▸ **Exercise instructions**
Would you please restate all of the entries exactly, apart from the pictures?

▸ **Provided records**

· · · · ·

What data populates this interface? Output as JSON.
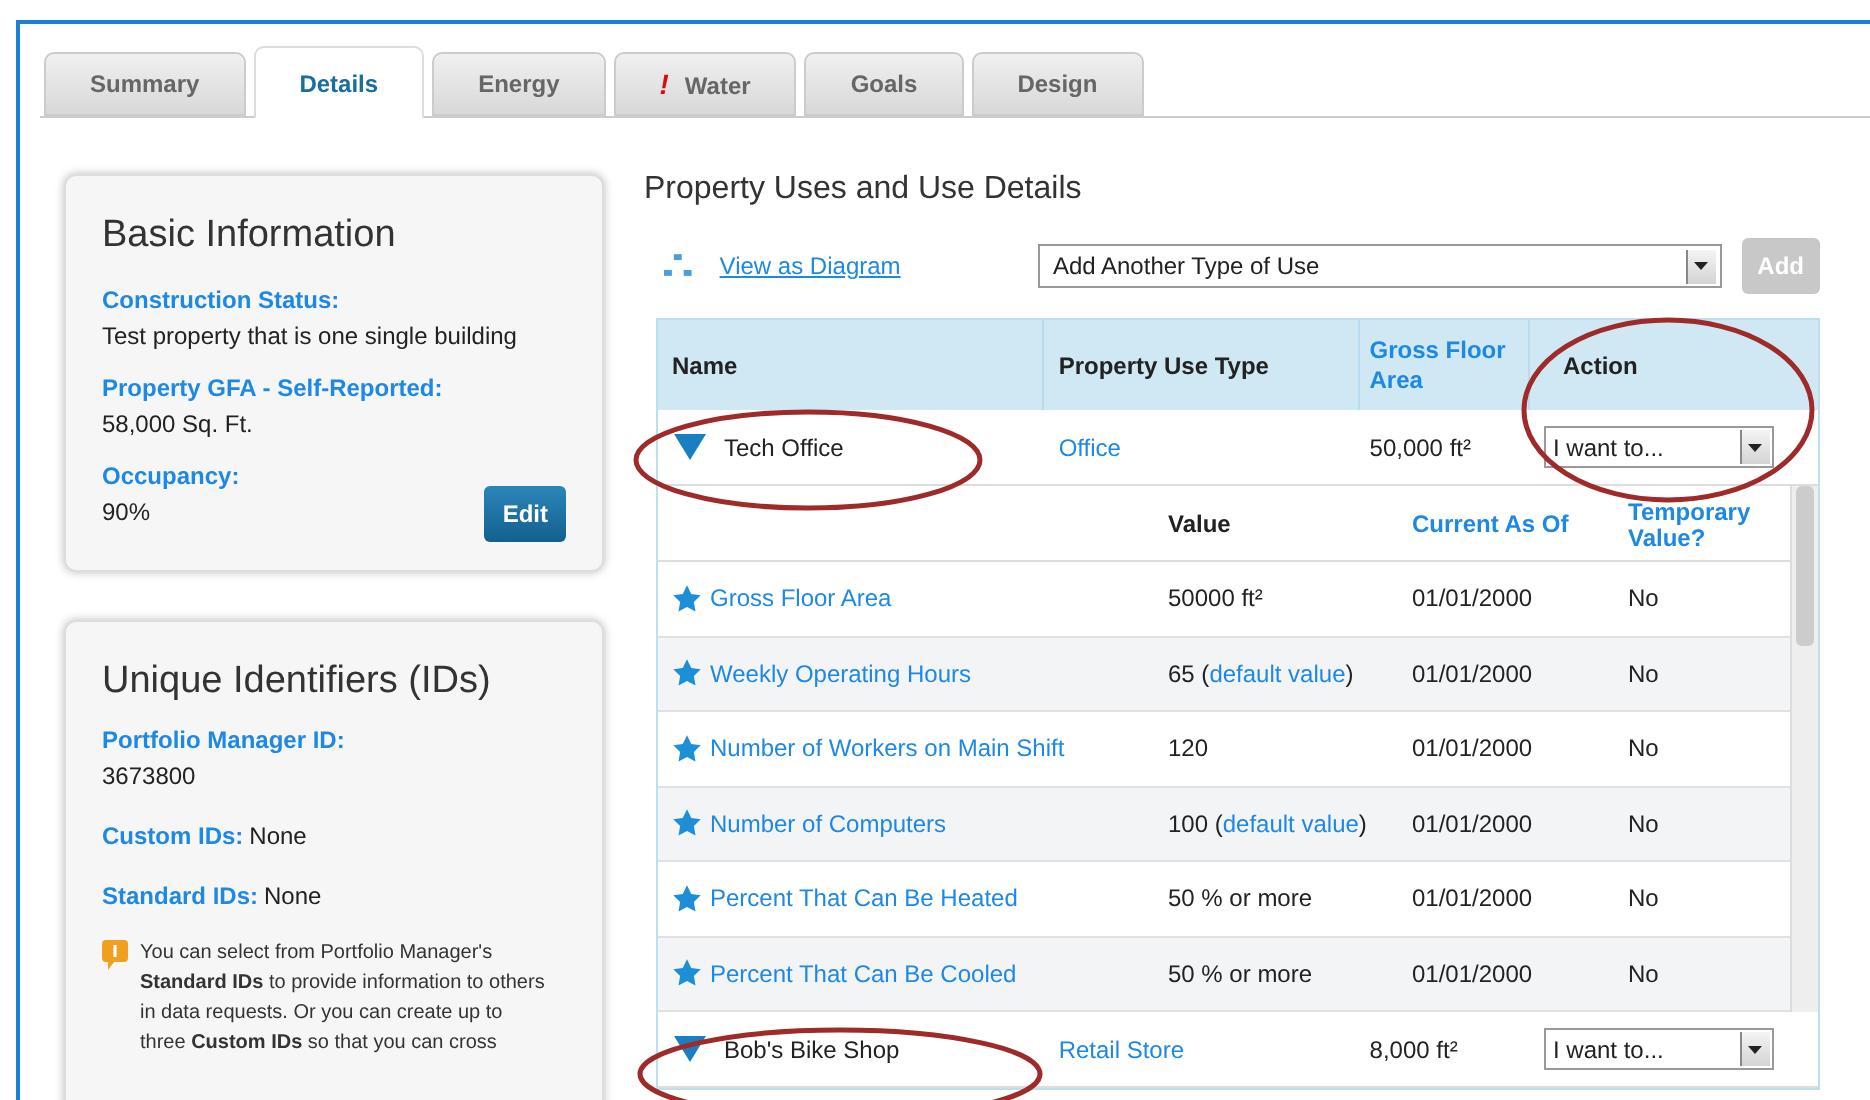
{
  "tabs": [
    {
      "label": "Summary",
      "selected": false,
      "alert": false
    },
    {
      "label": "Details",
      "selected": true,
      "alert": false
    },
    {
      "label": "Energy",
      "selected": false,
      "alert": false
    },
    {
      "label": "Water",
      "selected": false,
      "alert": true,
      "alert_mark": "!"
    },
    {
      "label": "Goals",
      "selected": false,
      "alert": false
    },
    {
      "label": "Design",
      "selected": false,
      "alert": false
    }
  ],
  "basic_info": {
    "title": "Basic Information",
    "fields": [
      {
        "label": "Construction Status:",
        "value": "Test property that is one single building"
      },
      {
        "label": "Property GFA - Self-Reported:",
        "value": "58,000 Sq. Ft."
      },
      {
        "label": "Occupancy:",
        "value": "90%"
      }
    ],
    "edit_button": "Edit"
  },
  "unique_ids": {
    "title": "Unique Identifiers (IDs)",
    "fields": [
      {
        "label": "Portfolio Manager ID:",
        "value": "3673800",
        "inline": false
      },
      {
        "label": "Custom IDs:",
        "value": "None",
        "inline": true
      },
      {
        "label": "Standard IDs:",
        "value": "None",
        "inline": true
      }
    ],
    "info_lines": [
      "You can select from Portfolio Manager's",
      "**Standard IDs** to provide information to others",
      "in data requests. Or you can create up to",
      "three **Custom IDs** so that you can cross"
    ]
  },
  "property_uses": {
    "title": "Property Uses and Use Details",
    "diagram_link": "View as Diagram",
    "add_select": "Add Another Type of Use",
    "add_button": "Add",
    "add_disabled": true,
    "columns": [
      "Name",
      "Property Use Type",
      "Gross Floor Area",
      "Action"
    ],
    "detail_columns": [
      "Value",
      "Current As Of",
      "Temporary Value?"
    ],
    "uses": [
      {
        "name": "Tech Office",
        "type": "Office",
        "gfa": "50,000 ft²",
        "action": "I want to...",
        "expanded": true,
        "details": [
          {
            "name": "Gross Floor Area",
            "value": [
              {
                "text": "50000 ft²",
                "link": false
              }
            ],
            "date": "01/01/2000",
            "temporary": "No"
          },
          {
            "name": "Weekly Operating Hours",
            "value": [
              {
                "text": "65 (",
                "link": false
              },
              {
                "text": "default value",
                "link": true
              },
              {
                "text": ")",
                "link": false
              }
            ],
            "date": "01/01/2000",
            "temporary": "No"
          },
          {
            "name": "Number of Workers on Main Shift",
            "value": [
              {
                "text": "120",
                "link": false
              }
            ],
            "date": "01/01/2000",
            "temporary": "No"
          },
          {
            "name": "Number of Computers",
            "value": [
              {
                "text": "100 (",
                "link": false
              },
              {
                "text": "default value",
                "link": true
              },
              {
                "text": ")",
                "link": false
              }
            ],
            "date": "01/01/2000",
            "temporary": "No"
          },
          {
            "name": "Percent That Can Be Heated",
            "value": [
              {
                "text": "50 % or more",
                "link": false
              }
            ],
            "date": "01/01/2000",
            "temporary": "No"
          },
          {
            "name": "Percent That Can Be Cooled",
            "value": [
              {
                "text": "50 % or more",
                "link": false
              }
            ],
            "date": "01/01/2000",
            "temporary": "No"
          }
        ]
      },
      {
        "name": "Bob's Bike Shop",
        "type": "Retail Store",
        "gfa": "8,000 ft²",
        "action": "I want to...",
        "expanded": true
      }
    ]
  }
}
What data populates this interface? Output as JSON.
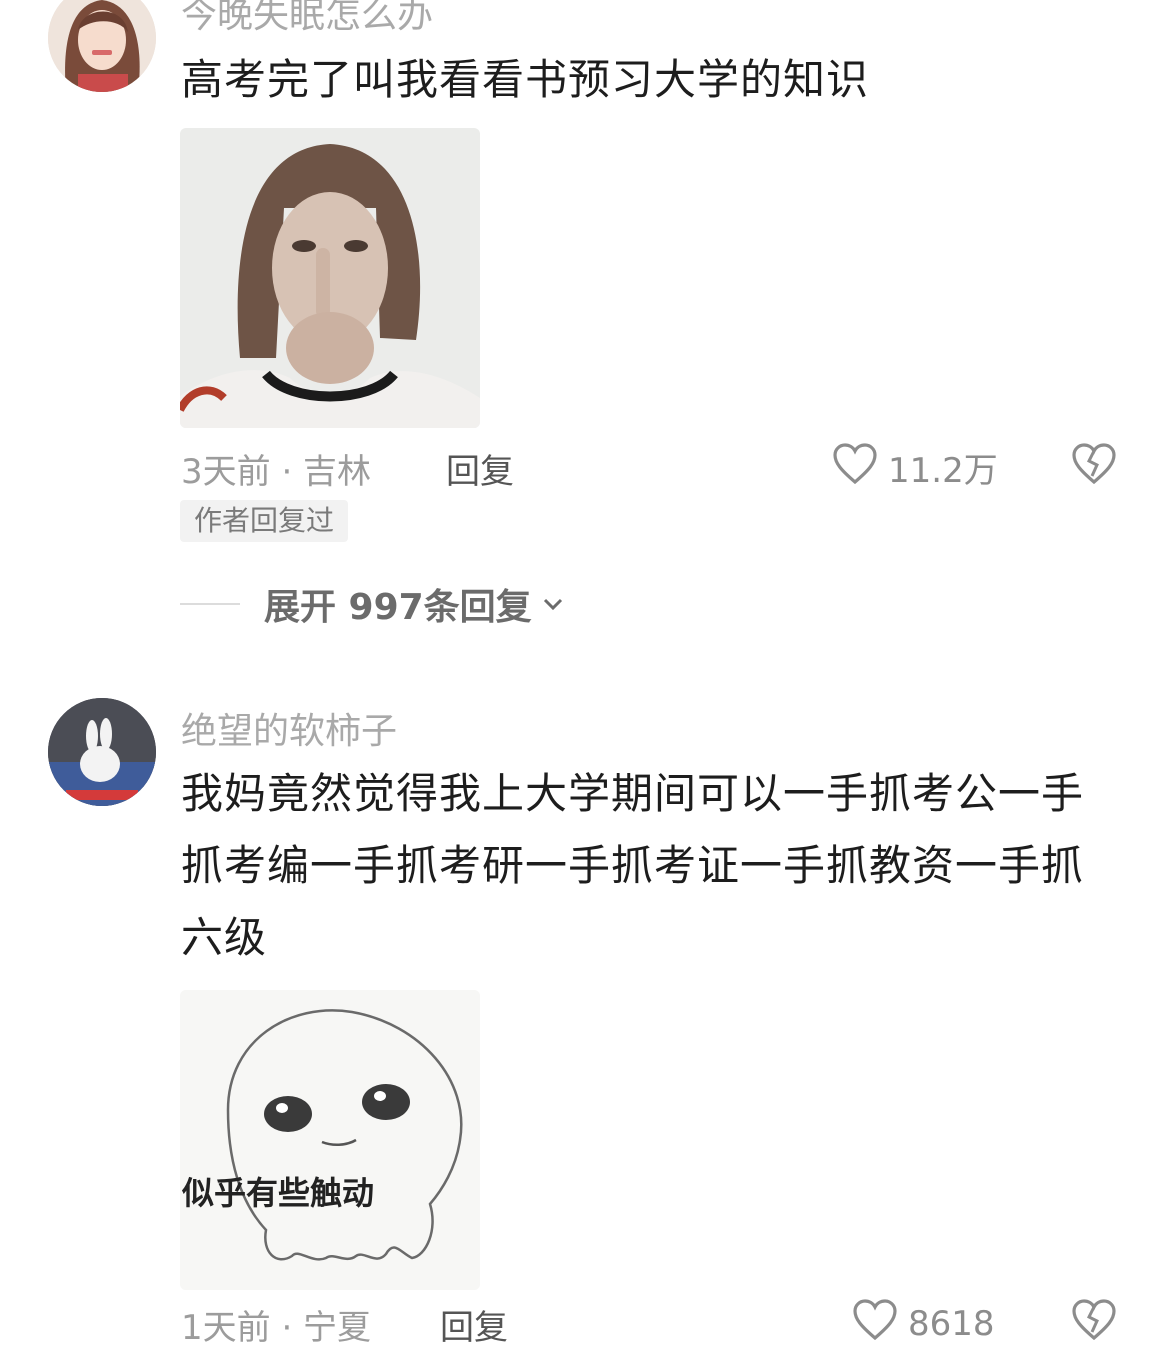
{
  "comments": [
    {
      "username": "今晚失眠怎么办",
      "text": "高考完了叫我看看书预习大学的知识",
      "meta": "3天前 · 吉林",
      "reply_label": "回复",
      "likes": "11.2万",
      "author_badge": "作者回复过",
      "expand_label": "展开 997条回复"
    },
    {
      "username": "绝望的软柿子",
      "text": "我妈竟然觉得我上大学期间可以一手抓考公一手抓考编一手抓考研一手抓考证一手抓教资一手抓六级",
      "meme_caption": "似乎有些触动",
      "meta": "1天前 · 宁夏",
      "reply_label": "回复",
      "likes": "8618"
    }
  ],
  "icons": {
    "like": "heart-outline-icon",
    "dislike": "broken-heart-icon",
    "expand": "chevron-down-icon"
  },
  "colors": {
    "username": "#a9a9a9",
    "text": "#1d1d1d",
    "meta": "#9c9c9c",
    "badge_bg": "#f2f2f2"
  }
}
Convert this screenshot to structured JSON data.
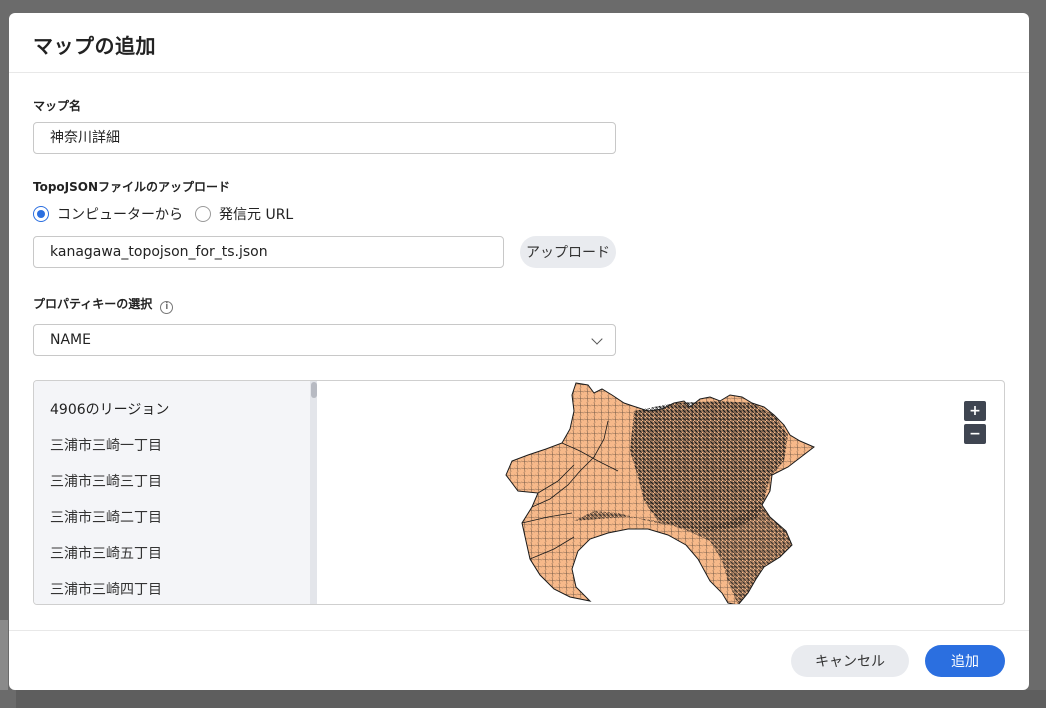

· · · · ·

▸ **Answer box**
What data populates this interface? Output as JSON.
{
  "tabs": [
    {
      "label": "Summary",
      "selected": false,
      "alert": false
    },
    {
      "label": "Details",
      "selected": true,
      "alert": false
    },
    {
      "label": "Energy",
      "selected": false,
      "alert": false
    },
    {
      "label": "Water",
      "selected": false,
      "alert": true,
      "alert_mark": "!"
    },
    {
      "label": "Goals",
      "selected": false,
      "alert": false
    },
    {
      "label": "Design",
      "selected": false,
      "alert": false
    }
  ],
  "basic_info": {
    "title": "Basic Information",
    "fields": [
      {
        "label": "Construction Status:",
        "value": "Test property that is one single building"
      },
      {
        "label": "Property GFA - Self-Reported:",
        "value": "58,000 Sq. Ft."
      },
      {
        "label": "Occupancy:",
        "value": "90%"
      }
    ],
    "edit_button": "Edit"
  },
  "unique_ids": {
    "title": "Unique Identifiers (IDs)",
    "fields": [
      {
        "label": "Portfolio Manager ID:",
        "value": "3673800",
        "inline": false
      },
      {
        "label": "Custom IDs:",
        "value": "None",
        "inline": true
      },
      {
        "label": "Standard IDs:",
        "value": "None",
        "inline": true
      }
    ],
    "info_lines": [
      "You can select from Portfolio Manager's",
      "**Standard IDs** to provide information to others",
      "in data requests. Or you can create up to",
      "three **Custom IDs** so that you can cross"
    ]
  },
  "property_uses": {
    "title": "Property Uses and Use Details",
    "diagram_link": "View as Diagram",
    "add_select": "Add Another Type of Use",
    "add_button": "Add",
    "add_disabled": true,
    "columns": [
      "Name",
      "Property Use Type",
      "Gross Floor Area",
      "Action"
    ],
    "detail_columns": [
      "Value",
      "Current As Of",
      "Temporary Value?"
    ],
    "uses": [
      {
        "name": "Tech Office",
        "type": "Office",
        "gfa": "50,000 ft²",
        "action": "I want to...",
        "expanded": true,
        "details": [
          {
            "name": "Gross Floor Area",
            "value": [
              {
                "text": "50000 ft²",
                "link": false
              }
            ],
            "date": "01/01/2000",
            "temporary": "No"
          },
          {
            "name": "Weekly Operating Hours",
            "value": [
              {
                "text": "65 (",
                "link": false
              },
              {
                "text": "default value",
                "link": true
              },
              {
                "text": ")",
                "link": false
              }
            ],
            "date": "01/01/2000",
            "temporary": "No"
          },
          {
            "name": "Number of Workers on Main Shift",
            "value": [
              {
                "text": "120",
                "link": false
              }
            ],
            "date": "01/01/2000",
            "temporary": "No"
          },
          {
            "name": "Number of Computers",
            "value": [
              {
                "text": "100 (",
                "link": false
              },
              {
                "text": "default value",
                "link": true
              },
              {
                "text": ")",
                "link": false
              }
            ],
            "date": "01/01/2000",
            "temporary": "No"
          },
          {
            "name": "Percent That Can Be Heated",
            "value": [
              {
                "text": "50 % or more",
                "link": false
              }
            ],
            "date": "01/01/2000",
            "temporary": "No"
          },
          {
            "name": "Percent That Can Be Cooled",
            "value": [
              {
                "text": "50 % or more",
                "link": false
              }
            ],
            "date": "01/01/2000",
            "temporary": "No"
          }
        ]
      },
      {
        "name": "Bob's Bike Shop",
        "type": "Retail Store",
        "gfa": "8,000 ft²",
        "action": "I want to...",
        "expanded": true
      }
    ]
  }
}
What data populates this interface? Output as JSON.
{
  "comments": [
    {
      "username": "今晚失眠怎么办",
      "text": "高考完了叫我看看书预习大学的知识",
      "meta": "3天前 · 吉林",
      "reply_label": "回复",
      "likes": "11.2万",
      "author_badge": "作者回复过",
      "expand_label": "展开 997条回复"
    },
    {
      "username": "绝望的软柿子",
      "text": "我妈竟然觉得我上大学期间可以一手抓考公一手抓考编一手抓考研一手抓考证一手抓教资一手抓六级",
      "meme_caption": "似乎有些触动",
      "meta": "1天前 · 宁夏",
      "reply_label": "回复",
      "likes": "8618"
    }
  ],
  "icons": {
    "like": "heart-outline-icon",
    "dislike": "broken-heart-icon",
    "expand": "chevron-down-icon"
  },
  "colors": {
    "username": "#a9a9a9",
    "text": "#1d1d1d",
    "meta": "#9c9c9c",
    "badge_bg": "#f2f2f2"
  }
}
Convert this screenshot to structured JSON data.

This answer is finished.